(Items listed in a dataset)
-=-=-
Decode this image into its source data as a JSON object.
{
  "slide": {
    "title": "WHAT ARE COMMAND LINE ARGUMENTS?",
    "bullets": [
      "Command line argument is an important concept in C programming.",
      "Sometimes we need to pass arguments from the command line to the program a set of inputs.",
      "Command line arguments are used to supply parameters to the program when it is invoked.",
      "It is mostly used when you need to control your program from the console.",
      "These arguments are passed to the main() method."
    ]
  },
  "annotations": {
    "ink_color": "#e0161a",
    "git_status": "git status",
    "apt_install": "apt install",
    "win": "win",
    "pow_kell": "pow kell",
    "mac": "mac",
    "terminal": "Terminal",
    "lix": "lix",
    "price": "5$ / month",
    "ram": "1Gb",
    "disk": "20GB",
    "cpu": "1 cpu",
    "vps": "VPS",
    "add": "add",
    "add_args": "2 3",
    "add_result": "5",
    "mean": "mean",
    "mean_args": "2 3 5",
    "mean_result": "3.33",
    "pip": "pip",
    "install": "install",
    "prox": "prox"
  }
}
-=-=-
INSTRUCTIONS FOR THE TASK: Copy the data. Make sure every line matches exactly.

ANSWER FOR THE TASK:
Decode this image into its source data as a JSON object.
{
  "slide": {
    "title": "WHAT ARE COMMAND LINE ARGUMENTS?",
    "bullets": [
      "Command line argument is an important concept in C programming.",
      "Sometimes we need to pass arguments from the command line to the program a set of inputs.",
      "Command line arguments are used to supply parameters to the program when it is invoked.",
      "It is mostly used when you need to control your program from the console.",
      "These arguments are passed to the main() method."
    ]
  },
  "annotations": {
    "ink_color": "#e0161a",
    "git_status": "git status",
    "apt_install": "apt install",
    "win": "win",
    "pow_kell": "pow kell",
    "mac": "mac",
    "terminal": "Terminal",
    "lix": "lix",
    "price": "5$ / month",
    "ram": "1Gb",
    "disk": "20GB",
    "cpu": "1 cpu",
    "vps": "VPS",
    "add": "add",
    "add_args": "2 3",
    "add_result": "5",
    "mean": "mean",
    "mean_args": "2 3 5",
    "mean_result": "3.33",
    "pip": "pip",
    "install": "install",
    "prox": "prox"
  }
}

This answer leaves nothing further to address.